One of seven departments housed in the College of Fine and Applied Arts, the Department of Art at Appalachian State University prepares students to explore art, identity, expression and creative problem-solving while challenging them to go beyond their previous limits by discovering new connections to culture. The department offers degrees in art and visual culture, art education, graphic design, studio art, photography and graphic communications management, with minors in art history, studio art, photography and graphic communications management. Learn more at https://art.appstate.edu.
About the College of Fine and Applied Arts
Appalachian State University’s College of Fine and Applied Arts is a dynamic and innovative group of seven academic departments, bringing together a variety of perspectives, experiences and real-world education to provide unique opportunities for student success. The college has more than 3,000 undergraduate and graduate majors. Its departments are Applied Design, Art, Communication, Military Science and Leadership, Sustainable Development, Sustainable Technology and the Built Environment, and Theatre and Dance. Learn more at https://faa.appstate.edu.
About Appalachian State University
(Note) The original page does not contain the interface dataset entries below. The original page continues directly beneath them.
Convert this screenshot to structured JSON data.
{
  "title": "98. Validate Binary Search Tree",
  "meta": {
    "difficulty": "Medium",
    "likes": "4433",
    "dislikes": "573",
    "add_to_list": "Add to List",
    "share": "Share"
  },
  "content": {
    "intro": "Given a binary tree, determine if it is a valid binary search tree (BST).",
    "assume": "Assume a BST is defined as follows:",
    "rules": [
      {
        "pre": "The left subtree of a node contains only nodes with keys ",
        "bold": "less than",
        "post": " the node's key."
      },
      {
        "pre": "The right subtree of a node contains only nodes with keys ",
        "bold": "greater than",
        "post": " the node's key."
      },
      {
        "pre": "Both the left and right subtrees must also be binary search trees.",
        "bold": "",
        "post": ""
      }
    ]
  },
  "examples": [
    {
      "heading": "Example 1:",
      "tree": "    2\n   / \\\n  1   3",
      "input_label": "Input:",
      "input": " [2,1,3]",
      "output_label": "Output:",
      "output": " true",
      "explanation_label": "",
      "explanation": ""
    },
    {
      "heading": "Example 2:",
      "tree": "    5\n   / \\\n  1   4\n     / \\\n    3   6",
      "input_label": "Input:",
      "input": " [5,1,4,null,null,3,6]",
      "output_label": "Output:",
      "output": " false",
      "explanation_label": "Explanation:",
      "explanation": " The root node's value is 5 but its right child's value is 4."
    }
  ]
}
As the premier public undergraduate institution in the Southeast, Appalachian State University prepares students to lead purposeful lives. App State is one of 17 campuses in the University of North Carolina System, with a national reputation for innovative teaching and opening access to a high-quality, affordable education for all. The university enrolls more than 21,000 students, has a low student-to-faculty ratio and offers more than 150 undergraduate and 80 graduate majors at its Boone and Hickory campuses and through App State Online. Learn more at https://www.appstate.edu.